The Cabinet yesterday proposed about 100 revisions to the draft constitution and suggested that the new charter should help promote national reform, prevent political conflict and improve justice in politics.
The proposed drastic changes included reduced power for unelected senators, dropping recognition of political groups and deleting the clauses on the establishment of political ethics bodies.
But the Cabinet left intact the clause that allows a non-MP to become prime minister and the clause on open-list and mixed-member proportional-representation voting.
Deputy Prime Minister Wissanu Krea-ngam said the Cabinet submitted its proposals to the Constitution Drafting Committee (CDC) yesterday.
Of the some 100 revisions suggested, half involve changes to the wording of clauses, such as prepositions, while the other half involve bigger principles, according to Wissanu.
The Cabinet requested the CDC place new independent organisations under an organic law or another law instead of in the constitution.

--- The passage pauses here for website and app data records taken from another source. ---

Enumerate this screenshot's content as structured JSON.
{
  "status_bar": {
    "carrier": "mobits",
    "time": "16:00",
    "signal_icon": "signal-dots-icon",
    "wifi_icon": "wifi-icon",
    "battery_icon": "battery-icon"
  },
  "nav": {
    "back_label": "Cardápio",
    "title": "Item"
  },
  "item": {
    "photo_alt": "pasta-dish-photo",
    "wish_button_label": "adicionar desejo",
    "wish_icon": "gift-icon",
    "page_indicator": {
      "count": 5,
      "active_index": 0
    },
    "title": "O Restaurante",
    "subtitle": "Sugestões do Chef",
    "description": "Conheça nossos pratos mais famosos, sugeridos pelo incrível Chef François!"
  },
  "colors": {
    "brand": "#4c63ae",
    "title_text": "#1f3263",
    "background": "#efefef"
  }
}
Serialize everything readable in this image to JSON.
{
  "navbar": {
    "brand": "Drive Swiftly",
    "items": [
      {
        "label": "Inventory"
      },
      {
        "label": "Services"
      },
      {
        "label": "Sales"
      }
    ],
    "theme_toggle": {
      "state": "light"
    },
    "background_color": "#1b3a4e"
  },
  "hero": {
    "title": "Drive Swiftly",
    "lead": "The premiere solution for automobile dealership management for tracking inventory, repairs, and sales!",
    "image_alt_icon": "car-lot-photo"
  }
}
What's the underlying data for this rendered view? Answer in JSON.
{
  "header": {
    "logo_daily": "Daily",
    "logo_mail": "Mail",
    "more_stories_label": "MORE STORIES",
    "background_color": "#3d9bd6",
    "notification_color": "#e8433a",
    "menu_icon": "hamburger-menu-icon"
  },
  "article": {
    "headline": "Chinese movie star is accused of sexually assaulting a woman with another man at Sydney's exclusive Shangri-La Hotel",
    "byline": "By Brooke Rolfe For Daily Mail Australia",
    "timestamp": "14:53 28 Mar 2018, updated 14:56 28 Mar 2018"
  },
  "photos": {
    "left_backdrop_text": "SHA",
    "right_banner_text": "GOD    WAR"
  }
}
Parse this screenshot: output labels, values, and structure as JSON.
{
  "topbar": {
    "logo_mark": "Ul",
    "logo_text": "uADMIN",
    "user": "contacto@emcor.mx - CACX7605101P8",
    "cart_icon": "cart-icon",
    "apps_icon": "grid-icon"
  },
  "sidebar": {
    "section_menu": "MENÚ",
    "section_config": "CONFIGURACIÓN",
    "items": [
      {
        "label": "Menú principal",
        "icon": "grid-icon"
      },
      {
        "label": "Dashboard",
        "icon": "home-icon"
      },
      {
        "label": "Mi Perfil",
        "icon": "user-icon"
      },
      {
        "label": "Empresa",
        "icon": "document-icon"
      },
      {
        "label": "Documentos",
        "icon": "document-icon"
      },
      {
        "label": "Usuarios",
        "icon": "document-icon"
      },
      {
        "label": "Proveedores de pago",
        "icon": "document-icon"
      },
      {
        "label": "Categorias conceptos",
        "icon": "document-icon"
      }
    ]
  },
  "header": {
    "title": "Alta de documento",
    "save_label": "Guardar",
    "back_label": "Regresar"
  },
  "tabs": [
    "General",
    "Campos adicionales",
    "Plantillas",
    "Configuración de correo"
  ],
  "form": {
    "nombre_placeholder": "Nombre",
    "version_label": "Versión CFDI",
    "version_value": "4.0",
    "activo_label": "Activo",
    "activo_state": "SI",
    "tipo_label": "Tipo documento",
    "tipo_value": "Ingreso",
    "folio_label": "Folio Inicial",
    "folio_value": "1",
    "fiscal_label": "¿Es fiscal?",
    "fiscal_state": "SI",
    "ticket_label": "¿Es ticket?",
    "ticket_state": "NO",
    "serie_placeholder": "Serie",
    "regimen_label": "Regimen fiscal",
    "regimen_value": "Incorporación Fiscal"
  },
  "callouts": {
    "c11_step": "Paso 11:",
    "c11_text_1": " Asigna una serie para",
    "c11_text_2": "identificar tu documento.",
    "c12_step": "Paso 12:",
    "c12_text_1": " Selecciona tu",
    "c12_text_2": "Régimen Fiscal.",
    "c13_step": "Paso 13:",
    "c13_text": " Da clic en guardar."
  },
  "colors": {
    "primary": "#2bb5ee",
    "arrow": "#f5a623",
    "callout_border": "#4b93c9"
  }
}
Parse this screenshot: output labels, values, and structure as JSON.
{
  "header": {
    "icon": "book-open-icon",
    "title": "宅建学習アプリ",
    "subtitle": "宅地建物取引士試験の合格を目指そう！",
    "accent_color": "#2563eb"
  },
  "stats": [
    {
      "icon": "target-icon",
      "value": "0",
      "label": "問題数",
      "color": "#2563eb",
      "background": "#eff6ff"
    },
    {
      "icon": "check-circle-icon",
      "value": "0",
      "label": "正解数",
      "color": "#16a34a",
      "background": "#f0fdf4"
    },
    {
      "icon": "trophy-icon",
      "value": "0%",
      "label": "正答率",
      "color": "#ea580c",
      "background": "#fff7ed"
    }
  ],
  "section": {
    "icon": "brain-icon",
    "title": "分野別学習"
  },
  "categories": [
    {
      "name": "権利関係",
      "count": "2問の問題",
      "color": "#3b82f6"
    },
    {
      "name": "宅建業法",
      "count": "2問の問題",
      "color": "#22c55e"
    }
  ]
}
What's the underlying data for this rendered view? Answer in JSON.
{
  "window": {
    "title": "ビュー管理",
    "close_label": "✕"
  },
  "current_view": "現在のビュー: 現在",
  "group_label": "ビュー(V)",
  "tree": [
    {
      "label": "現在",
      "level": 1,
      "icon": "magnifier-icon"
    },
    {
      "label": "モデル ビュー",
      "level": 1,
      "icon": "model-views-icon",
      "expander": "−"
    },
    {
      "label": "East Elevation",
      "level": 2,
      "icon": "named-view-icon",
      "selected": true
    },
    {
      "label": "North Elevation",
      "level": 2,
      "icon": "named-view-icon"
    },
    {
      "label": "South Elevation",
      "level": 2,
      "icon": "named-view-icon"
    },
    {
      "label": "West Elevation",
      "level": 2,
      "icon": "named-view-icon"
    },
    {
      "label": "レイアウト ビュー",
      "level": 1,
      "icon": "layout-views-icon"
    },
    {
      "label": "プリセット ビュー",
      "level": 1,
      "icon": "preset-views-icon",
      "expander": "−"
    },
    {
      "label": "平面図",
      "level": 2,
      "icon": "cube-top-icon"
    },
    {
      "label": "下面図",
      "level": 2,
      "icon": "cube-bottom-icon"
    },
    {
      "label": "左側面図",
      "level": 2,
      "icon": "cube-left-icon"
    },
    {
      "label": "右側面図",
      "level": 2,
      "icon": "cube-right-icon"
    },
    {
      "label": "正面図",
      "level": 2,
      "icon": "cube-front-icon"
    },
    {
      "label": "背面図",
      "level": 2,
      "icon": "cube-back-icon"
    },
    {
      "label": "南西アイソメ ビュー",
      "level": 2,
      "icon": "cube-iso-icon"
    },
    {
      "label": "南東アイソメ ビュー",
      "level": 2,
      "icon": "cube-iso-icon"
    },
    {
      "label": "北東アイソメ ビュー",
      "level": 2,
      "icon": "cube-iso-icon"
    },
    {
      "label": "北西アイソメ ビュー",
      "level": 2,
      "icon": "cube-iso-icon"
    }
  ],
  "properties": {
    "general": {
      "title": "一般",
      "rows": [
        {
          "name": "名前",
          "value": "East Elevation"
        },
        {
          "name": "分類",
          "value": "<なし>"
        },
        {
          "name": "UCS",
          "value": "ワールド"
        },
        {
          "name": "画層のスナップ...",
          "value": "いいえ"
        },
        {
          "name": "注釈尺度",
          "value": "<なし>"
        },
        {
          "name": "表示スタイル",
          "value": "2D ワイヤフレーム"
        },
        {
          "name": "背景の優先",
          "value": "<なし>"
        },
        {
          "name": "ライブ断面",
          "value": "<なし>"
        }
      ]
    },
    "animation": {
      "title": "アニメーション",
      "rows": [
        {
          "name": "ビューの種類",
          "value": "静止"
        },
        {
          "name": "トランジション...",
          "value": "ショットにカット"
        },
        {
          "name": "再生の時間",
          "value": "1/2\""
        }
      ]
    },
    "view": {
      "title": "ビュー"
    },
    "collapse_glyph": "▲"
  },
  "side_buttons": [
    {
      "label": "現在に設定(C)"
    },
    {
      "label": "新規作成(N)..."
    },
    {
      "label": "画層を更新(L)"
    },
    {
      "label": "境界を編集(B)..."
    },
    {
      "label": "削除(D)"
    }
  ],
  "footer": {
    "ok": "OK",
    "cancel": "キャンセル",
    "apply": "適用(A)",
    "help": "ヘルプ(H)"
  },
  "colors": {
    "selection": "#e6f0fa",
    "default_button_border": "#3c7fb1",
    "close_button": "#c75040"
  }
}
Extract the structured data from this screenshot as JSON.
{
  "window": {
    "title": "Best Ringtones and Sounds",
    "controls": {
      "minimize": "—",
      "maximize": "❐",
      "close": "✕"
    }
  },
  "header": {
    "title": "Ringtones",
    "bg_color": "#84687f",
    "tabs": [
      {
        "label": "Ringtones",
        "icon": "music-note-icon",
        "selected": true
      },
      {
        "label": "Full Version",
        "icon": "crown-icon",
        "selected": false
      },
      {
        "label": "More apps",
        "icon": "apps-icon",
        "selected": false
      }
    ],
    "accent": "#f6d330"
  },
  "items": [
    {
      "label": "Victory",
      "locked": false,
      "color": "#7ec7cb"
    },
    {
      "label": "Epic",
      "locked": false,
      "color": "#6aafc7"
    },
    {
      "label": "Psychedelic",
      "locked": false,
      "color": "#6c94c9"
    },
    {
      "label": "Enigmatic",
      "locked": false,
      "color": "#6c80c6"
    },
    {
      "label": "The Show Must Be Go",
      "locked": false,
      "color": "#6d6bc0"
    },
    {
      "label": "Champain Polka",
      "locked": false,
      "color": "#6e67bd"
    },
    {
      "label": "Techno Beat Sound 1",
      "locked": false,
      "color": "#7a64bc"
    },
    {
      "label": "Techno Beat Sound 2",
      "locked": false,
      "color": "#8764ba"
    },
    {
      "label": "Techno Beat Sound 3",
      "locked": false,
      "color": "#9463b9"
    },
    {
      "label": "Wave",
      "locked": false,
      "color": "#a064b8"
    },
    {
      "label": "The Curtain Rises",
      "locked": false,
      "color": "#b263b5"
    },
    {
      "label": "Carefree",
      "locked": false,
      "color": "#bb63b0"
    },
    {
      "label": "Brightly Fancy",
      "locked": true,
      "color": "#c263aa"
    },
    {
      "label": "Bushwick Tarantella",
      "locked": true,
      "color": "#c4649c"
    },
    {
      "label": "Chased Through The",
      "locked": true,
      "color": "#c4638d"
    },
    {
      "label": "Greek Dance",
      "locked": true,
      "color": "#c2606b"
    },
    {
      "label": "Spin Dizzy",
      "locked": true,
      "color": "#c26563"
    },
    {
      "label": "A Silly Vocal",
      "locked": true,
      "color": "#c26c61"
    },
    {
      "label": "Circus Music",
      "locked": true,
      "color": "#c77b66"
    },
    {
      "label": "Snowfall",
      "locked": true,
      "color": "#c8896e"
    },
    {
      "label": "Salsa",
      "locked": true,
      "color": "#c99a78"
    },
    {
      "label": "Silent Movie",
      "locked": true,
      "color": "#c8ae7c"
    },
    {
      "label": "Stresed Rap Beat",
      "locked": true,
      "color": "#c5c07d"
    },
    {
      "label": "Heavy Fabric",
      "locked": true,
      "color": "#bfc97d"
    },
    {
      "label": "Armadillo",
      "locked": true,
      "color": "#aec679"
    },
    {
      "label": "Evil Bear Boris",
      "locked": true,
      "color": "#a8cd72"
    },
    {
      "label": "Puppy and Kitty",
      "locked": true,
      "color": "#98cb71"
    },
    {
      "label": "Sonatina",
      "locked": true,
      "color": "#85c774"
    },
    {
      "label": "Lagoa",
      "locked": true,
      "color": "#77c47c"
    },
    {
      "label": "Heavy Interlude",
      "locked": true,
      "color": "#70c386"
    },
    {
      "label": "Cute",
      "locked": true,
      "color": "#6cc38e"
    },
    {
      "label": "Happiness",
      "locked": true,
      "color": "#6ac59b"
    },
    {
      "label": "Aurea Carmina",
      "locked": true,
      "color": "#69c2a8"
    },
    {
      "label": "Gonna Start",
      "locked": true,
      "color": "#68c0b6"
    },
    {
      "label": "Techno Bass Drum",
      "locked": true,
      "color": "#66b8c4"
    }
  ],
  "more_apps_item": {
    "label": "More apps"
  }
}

The Cabinet did not ask the drafters to axe the new bodies.
Wissanu said the new constitution should be able to provide answers to three principles: how to pass on the government's national reform and other important plans to the next administration; how to prevent old disputes and conflicts from repeating; and how to create better justice in politics.
Yesterday's Cabinet meeting at Government House lasted three hours. Cabinet members mostly discussed their proposals on altering the charter draft.
The deputy PM suggested the new charter should also focus on how to create a political system that prevented political parties and governments from abusing populist policies, buying votes, and creating inequality in society.
Wissanu said any new suggestions or proposals by the Cabinet should not result in the charter exceeding its existing 315 articles.
He added that if there were new proposals from the Cabinet and the CDC drafted them accordingly, the public may think the charter drafters had received the blueprints from the Cabinet and the government, which would be untrue.
The deputy PM said he would go into details later, insisting the public would be informed thoroughly on the Cabinet's proposals.
Prime Minister General Prayut Chan-o-cha insisted that he and the Cabinet were truly focused on effectively passing on the junta government's plan for the next government because without national reform, the whole process would be a waste of time.
"The Cabinet is concerned with how to deliver the measures, plans and processes of national reform. The government is pushing forward and it will lead to more practical matters under the next government," the PM stressed.
Meanwhile, a joint meeting of the National Reform Council's subcommittees on political and legal reform resolved yesterday to suggest to the CDC that the new constitution have just 100 articles.
Sombat Thamrongthanyawong, chairman of the NRC's political reform panel, said participants of the meeting wanted more details to be included in the constitution's organic laws.
He said that the panels also agreed that the prime minister must be an elected MP only. This is contrary to the draft charter, which allows for a non-elected prime minister.
The panels also proposed dropping articles 181 and 182, which would empower the PM to issue special laws, and suggested that there should be 500 MPs - 400 elected from constituencies and 100 via party-list vote.
As many as 129 revisions to the draft constitution were proposed by the two panels, according to Nirun Pantarakit, of the NRC's political reform panel.